## ACTIVITY
Set the records down again. Match every line exactly.
-- RECORDS TO PROCESS follows --
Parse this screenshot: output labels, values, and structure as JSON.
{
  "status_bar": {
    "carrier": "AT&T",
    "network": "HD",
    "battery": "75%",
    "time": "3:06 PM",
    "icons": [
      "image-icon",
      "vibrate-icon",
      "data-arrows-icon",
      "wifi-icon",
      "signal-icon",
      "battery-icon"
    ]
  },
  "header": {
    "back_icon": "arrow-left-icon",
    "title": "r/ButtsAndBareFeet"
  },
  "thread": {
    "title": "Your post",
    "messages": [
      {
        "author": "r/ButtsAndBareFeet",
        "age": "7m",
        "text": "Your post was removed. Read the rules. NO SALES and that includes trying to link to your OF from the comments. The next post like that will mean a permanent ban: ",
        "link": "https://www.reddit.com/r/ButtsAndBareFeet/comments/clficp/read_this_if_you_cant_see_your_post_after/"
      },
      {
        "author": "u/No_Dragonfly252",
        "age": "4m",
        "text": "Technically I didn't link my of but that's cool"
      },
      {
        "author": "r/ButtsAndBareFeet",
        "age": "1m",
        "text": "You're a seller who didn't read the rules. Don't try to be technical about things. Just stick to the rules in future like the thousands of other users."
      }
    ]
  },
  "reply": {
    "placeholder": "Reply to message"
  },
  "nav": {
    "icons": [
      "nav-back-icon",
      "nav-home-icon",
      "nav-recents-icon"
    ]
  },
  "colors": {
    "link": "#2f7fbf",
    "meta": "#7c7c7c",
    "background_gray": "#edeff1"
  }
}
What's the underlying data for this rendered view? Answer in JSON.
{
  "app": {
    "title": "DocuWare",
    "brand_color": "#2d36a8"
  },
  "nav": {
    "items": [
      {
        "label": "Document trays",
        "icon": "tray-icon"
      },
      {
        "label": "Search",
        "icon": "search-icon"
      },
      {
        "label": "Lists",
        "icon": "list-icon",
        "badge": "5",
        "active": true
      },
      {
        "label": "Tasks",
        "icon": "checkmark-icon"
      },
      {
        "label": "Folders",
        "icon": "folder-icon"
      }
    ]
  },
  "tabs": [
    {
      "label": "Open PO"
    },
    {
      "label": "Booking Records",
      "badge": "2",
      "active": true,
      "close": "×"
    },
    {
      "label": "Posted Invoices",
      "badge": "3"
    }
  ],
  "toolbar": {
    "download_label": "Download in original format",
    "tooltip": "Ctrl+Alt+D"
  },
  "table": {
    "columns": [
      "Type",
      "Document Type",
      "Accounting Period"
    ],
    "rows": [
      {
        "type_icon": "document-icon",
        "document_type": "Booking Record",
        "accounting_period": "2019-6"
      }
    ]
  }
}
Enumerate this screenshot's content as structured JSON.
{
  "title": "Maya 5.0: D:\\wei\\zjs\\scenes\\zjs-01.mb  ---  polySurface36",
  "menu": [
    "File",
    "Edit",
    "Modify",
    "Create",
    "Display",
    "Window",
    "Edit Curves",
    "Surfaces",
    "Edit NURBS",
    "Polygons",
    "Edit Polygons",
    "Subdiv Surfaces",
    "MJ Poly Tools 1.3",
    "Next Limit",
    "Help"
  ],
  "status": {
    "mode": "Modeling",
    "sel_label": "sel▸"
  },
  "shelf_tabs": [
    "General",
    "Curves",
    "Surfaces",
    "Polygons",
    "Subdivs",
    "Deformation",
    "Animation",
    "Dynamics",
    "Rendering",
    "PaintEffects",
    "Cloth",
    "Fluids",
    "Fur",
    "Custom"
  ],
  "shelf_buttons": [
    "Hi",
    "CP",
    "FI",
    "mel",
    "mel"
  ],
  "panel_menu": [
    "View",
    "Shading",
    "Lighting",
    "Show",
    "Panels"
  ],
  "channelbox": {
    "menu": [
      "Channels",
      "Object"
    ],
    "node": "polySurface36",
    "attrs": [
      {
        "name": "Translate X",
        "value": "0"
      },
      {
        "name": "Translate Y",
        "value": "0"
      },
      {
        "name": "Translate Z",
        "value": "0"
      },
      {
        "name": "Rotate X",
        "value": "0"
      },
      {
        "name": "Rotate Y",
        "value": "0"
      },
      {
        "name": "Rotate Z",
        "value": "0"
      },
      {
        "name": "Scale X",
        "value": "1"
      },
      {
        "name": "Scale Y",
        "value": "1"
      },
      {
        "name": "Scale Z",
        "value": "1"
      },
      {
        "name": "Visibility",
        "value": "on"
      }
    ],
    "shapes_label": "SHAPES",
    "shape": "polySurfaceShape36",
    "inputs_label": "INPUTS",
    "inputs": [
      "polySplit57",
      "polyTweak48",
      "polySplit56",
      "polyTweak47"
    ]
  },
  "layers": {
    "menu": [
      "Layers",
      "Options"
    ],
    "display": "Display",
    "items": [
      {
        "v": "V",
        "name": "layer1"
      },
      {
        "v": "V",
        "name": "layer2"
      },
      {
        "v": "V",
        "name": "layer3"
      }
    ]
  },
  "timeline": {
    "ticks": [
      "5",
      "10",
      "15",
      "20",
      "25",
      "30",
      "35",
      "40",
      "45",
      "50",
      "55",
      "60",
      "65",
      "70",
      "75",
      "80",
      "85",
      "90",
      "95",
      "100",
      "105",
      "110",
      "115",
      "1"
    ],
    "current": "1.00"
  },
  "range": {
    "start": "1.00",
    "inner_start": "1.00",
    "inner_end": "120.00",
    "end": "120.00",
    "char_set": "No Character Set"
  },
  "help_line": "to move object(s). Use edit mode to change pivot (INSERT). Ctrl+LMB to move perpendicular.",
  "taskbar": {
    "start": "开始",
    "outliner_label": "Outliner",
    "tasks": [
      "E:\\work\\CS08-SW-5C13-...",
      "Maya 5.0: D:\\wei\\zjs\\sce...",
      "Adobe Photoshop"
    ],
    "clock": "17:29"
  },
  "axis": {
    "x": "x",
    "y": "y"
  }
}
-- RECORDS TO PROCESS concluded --
## WRITTEN SOLUTION
Parse this screenshot: output labels, values, and structure as JSON.
{
  "status_bar": {
    "carrier": "AT&T",
    "network": "HD",
    "battery": "75%",
    "time": "3:06 PM",
    "icons": [
      "image-icon",
      "vibrate-icon",
      "data-arrows-icon",
      "wifi-icon",
      "signal-icon",
      "battery-icon"
    ]
  },
  "header": {
    "back_icon": "arrow-left-icon",
    "title": "r/ButtsAndBareFeet"
  },
  "thread": {
    "title": "Your post",
    "messages": [
      {
        "author": "r/ButtsAndBareFeet",
        "age": "7m",
        "text": "Your post was removed. Read the rules. NO SALES and that includes trying to link to your OF from the comments. The next post like that will mean a permanent ban: ",
        "link": "https://www.reddit.com/r/ButtsAndBareFeet/comments/clficp/read_this_if_you_cant_see_your_post_after/"
      },
      {
        "author": "u/No_Dragonfly252",
        "age": "4m",
        "text": "Technically I didn't link my of but that's cool"
      },
      {
        "author": "r/ButtsAndBareFeet",
        "age": "1m",
        "text": "You're a seller who didn't read the rules. Don't try to be technical about things. Just stick to the rules in future like the thousands of other users."
      }
    ]
  },
  "reply": {
    "placeholder": "Reply to message"
  },
  "nav": {
    "icons": [
      "nav-back-icon",
      "nav-home-icon",
      "nav-recents-icon"
    ]
  },
  "colors": {
    "link": "#2f7fbf",
    "meta": "#7c7c7c",
    "background_gray": "#edeff1"
  }
}
What's the underlying data for this rendered view? Answer in JSON.
{
  "app": {
    "title": "DocuWare",
    "brand_color": "#2d36a8"
  },
  "nav": {
    "items": [
      {
        "label": "Document trays",
        "icon": "tray-icon"
      },
      {
        "label": "Search",
        "icon": "search-icon"
      },
      {
        "label": "Lists",
        "icon": "list-icon",
        "badge": "5",
        "active": true
      },
      {
        "label": "Tasks",
        "icon": "checkmark-icon"
      },
      {
        "label": "Folders",
        "icon": "folder-icon"
      }
    ]
  },
  "tabs": [
    {
      "label": "Open PO"
    },
    {
      "label": "Booking Records",
      "badge": "2",
      "active": true,
      "close": "×"
    },
    {
      "label": "Posted Invoices",
      "badge": "3"
    }
  ],
  "toolbar": {
    "download_label": "Download in original format",
    "tooltip": "Ctrl+Alt+D"
  },
  "table": {
    "columns": [
      "Type",
      "Document Type",
      "Accounting Period"
    ],
    "rows": [
      {
        "type_icon": "document-icon",
        "document_type": "Booking Record",
        "accounting_period": "2019-6"
      }
    ]
  }
}
Enumerate this screenshot's content as structured JSON.
{
  "title": "Maya 5.0: D:\\wei\\zjs\\scenes\\zjs-01.mb  ---  polySurface36",
  "menu": [
    "File",
    "Edit",
    "Modify",
    "Create",
    "Display",
    "Window",
    "Edit Curves",
    "Surfaces",
    "Edit NURBS",
    "Polygons",
    "Edit Polygons",
    "Subdiv Surfaces",
    "MJ Poly Tools 1.3",
    "Next Limit",
    "Help"
  ],
  "status": {
    "mode": "Modeling",
    "sel_label": "sel▸"
  },
  "shelf_tabs": [
    "General",
    "Curves",
    "Surfaces",
    "Polygons",
    "Subdivs",
    "Deformation",
    "Animation",
    "Dynamics",
    "Rendering",
    "PaintEffects",
    "Cloth",
    "Fluids",
    "Fur",
    "Custom"
  ],
  "shelf_buttons": [
    "Hi",
    "CP",
    "FI",
    "mel",
    "mel"
  ],
  "panel_menu": [
    "View",
    "Shading",
    "Lighting",
    "Show",
    "Panels"
  ],
  "channelbox": {
    "menu": [
      "Channels",
      "Object"
    ],
    "node": "polySurface36",
    "attrs": [
      {
        "name": "Translate X",
        "value": "0"
      },
      {
        "name": "Translate Y",
        "value": "0"
      },
      {
        "name": "Translate Z",
        "value": "0"
      },
      {
        "name": "Rotate X",
        "value": "0"
      },
      {
        "name": "Rotate Y",
        "value": "0"
      },
      {
        "name": "Rotate Z",
        "value": "0"
      },
      {
        "name": "Scale X",
        "value": "1"
      },
      {
        "name": "Scale Y",
        "value": "1"
      },
      {
        "name": "Scale Z",
        "value": "1"
      },
      {
        "name": "Visibility",
        "value": "on"
      }
    ],
    "shapes_label": "SHAPES",
    "shape": "polySurfaceShape36",
    "inputs_label": "INPUTS",
    "inputs": [
      "polySplit57",
      "polyTweak48",
      "polySplit56",
      "polyTweak47"
    ]
  },
  "layers": {
    "menu": [
      "Layers",
      "Options"
    ],
    "display": "Display",
    "items": [
      {
        "v": "V",
        "name": "layer1"
      },
      {
        "v": "V",
        "name": "layer2"
      },
      {
        "v": "V",
        "name": "layer3"
      }
    ]
  },
  "timeline": {
    "ticks": [
      "5",
      "10",
      "15",
      "20",
      "25",
      "30",
      "35",
      "40",
      "45",
      "50",
      "55",
      "60",
      "65",
      "70",
      "75",
      "80",
      "85",
      "90",
      "95",
      "100",
      "105",
      "110",
      "115",
      "1"
    ],
    "current": "1.00"
  },
  "range": {
    "start": "1.00",
    "inner_start": "1.00",
    "inner_end": "120.00",
    "end": "120.00",
    "char_set": "No Character Set"
  },
  "help_line": "to move object(s). Use edit mode to change pivot (INSERT). Ctrl+LMB to move perpendicular.",
  "taskbar": {
    "start": "开始",
    "outliner_label": "Outliner",
    "tasks": [
      "E:\\work\\CS08-SW-5C13-...",
      "Maya 5.0: D:\\wei\\zjs\\sce...",
      "Adobe Photoshop"
    ],
    "clock": "17:29"
  },
  "axis": {
    "x": "x",
    "y": "y"
  }
}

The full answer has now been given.